::: Entries supplied :::

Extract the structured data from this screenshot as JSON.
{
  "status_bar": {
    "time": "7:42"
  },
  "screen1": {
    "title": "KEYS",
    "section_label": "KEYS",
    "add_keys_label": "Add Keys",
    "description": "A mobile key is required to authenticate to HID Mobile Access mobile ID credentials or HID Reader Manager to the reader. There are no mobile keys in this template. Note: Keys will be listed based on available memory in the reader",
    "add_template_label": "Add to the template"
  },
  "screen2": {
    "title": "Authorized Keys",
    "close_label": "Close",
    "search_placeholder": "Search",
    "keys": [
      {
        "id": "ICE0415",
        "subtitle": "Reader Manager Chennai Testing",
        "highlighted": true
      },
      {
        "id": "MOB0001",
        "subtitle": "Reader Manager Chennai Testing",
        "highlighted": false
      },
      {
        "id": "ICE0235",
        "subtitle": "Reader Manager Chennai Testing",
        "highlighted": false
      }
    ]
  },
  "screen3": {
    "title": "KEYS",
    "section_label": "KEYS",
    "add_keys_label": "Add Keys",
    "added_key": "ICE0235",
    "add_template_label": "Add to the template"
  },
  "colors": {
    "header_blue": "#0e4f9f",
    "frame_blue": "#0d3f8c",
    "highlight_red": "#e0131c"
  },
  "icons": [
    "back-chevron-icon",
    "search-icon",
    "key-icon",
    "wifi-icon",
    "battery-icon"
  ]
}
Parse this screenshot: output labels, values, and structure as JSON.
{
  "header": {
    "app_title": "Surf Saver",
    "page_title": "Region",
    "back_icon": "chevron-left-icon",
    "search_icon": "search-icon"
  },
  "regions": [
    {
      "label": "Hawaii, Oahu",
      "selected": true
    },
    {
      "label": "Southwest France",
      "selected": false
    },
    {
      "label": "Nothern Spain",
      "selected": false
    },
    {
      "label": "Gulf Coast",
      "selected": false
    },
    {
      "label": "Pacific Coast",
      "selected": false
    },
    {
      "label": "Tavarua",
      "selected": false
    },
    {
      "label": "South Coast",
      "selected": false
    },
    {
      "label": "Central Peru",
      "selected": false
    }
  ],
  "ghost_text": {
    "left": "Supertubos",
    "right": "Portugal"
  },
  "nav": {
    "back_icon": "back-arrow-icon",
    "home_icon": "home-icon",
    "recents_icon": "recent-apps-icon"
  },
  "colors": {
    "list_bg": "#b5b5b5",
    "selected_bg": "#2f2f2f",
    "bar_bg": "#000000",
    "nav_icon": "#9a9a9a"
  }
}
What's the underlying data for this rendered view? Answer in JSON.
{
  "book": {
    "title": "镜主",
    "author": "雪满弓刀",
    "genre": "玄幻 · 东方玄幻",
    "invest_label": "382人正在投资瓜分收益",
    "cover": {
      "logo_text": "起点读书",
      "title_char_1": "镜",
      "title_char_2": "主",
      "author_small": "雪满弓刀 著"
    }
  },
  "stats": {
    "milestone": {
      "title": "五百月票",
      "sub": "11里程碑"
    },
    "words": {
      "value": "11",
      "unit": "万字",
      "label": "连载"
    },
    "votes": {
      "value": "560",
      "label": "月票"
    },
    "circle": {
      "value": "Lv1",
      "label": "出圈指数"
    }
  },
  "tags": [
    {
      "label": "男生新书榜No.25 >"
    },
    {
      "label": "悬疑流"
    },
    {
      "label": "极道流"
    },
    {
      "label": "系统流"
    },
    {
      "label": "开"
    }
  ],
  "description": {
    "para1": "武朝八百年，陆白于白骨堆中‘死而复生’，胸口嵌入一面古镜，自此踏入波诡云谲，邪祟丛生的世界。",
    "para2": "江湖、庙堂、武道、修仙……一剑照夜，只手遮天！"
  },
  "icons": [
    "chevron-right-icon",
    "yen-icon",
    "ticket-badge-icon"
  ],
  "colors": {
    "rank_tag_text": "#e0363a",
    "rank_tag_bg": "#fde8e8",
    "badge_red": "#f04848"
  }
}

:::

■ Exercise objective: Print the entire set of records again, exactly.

■ Your response:
Extract the structured data from this screenshot as JSON.
{
  "status_bar": {
    "time": "7:42"
  },
  "screen1": {
    "title": "KEYS",
    "section_label": "KEYS",
    "add_keys_label": "Add Keys",
    "description": "A mobile key is required to authenticate to HID Mobile Access mobile ID credentials or HID Reader Manager to the reader. There are no mobile keys in this template. Note: Keys will be listed based on available memory in the reader",
    "add_template_label": "Add to the template"
  },
  "screen2": {
    "title": "Authorized Keys",
    "close_label": "Close",
    "search_placeholder": "Search",
    "keys": [
      {
        "id": "ICE0415",
        "subtitle": "Reader Manager Chennai Testing",
        "highlighted": true
      },
      {
        "id": "MOB0001",
        "subtitle": "Reader Manager Chennai Testing",
        "highlighted": false
      },
      {
        "id": "ICE0235",
        "subtitle": "Reader Manager Chennai Testing",
        "highlighted": false
      }
    ]
  },
  "screen3": {
    "title": "KEYS",
    "section_label": "KEYS",
    "add_keys_label": "Add Keys",
    "added_key": "ICE0235",
    "add_template_label": "Add to the template"
  },
  "colors": {
    "header_blue": "#0e4f9f",
    "frame_blue": "#0d3f8c",
    "highlight_red": "#e0131c"
  },
  "icons": [
    "back-chevron-icon",
    "search-icon",
    "key-icon",
    "wifi-icon",
    "battery-icon"
  ]
}
Parse this screenshot: output labels, values, and structure as JSON.
{
  "header": {
    "app_title": "Surf Saver",
    "page_title": "Region",
    "back_icon": "chevron-left-icon",
    "search_icon": "search-icon"
  },
  "regions": [
    {
      "label": "Hawaii, Oahu",
      "selected": true
    },
    {
      "label": "Southwest France",
      "selected": false
    },
    {
      "label": "Nothern Spain",
      "selected": false
    },
    {
      "label": "Gulf Coast",
      "selected": false
    },
    {
      "label": "Pacific Coast",
      "selected": false
    },
    {
      "label": "Tavarua",
      "selected": false
    },
    {
      "label": "South Coast",
      "selected": false
    },
    {
      "label": "Central Peru",
      "selected": false
    }
  ],
  "ghost_text": {
    "left": "Supertubos",
    "right": "Portugal"
  },
  "nav": {
    "back_icon": "back-arrow-icon",
    "home_icon": "home-icon",
    "recents_icon": "recent-apps-icon"
  },
  "colors": {
    "list_bg": "#b5b5b5",
    "selected_bg": "#2f2f2f",
    "bar_bg": "#000000",
    "nav_icon": "#9a9a9a"
  }
}
What's the underlying data for this rendered view? Answer in JSON.
{
  "book": {
    "title": "镜主",
    "author": "雪满弓刀",
    "genre": "玄幻 · 东方玄幻",
    "invest_label": "382人正在投资瓜分收益",
    "cover": {
      "logo_text": "起点读书",
      "title_char_1": "镜",
      "title_char_2": "主",
      "author_small": "雪满弓刀 著"
    }
  },
  "stats": {
    "milestone": {
      "title": "五百月票",
      "sub": "11里程碑"
    },
    "words": {
      "value": "11",
      "unit": "万字",
      "label": "连载"
    },
    "votes": {
      "value": "560",
      "label": "月票"
    },
    "circle": {
      "value": "Lv1",
      "label": "出圈指数"
    }
  },
  "tags": [
    {
      "label": "男生新书榜No.25 >"
    },
    {
      "label": "悬疑流"
    },
    {
      "label": "极道流"
    },
    {
      "label": "系统流"
    },
    {
      "label": "开"
    }
  ],
  "description": {
    "para1": "武朝八百年，陆白于白骨堆中‘死而复生’，胸口嵌入一面古镜，自此踏入波诡云谲，邪祟丛生的世界。",
    "para2": "江湖、庙堂、武道、修仙……一剑照夜，只手遮天！"
  },
  "icons": [
    "chevron-right-icon",
    "yen-icon",
    "ticket-badge-icon"
  ],
  "colors": {
    "rank_tag_text": "#e0363a",
    "rank_tag_bg": "#fde8e8",
    "badge_red": "#f04848"
  }
}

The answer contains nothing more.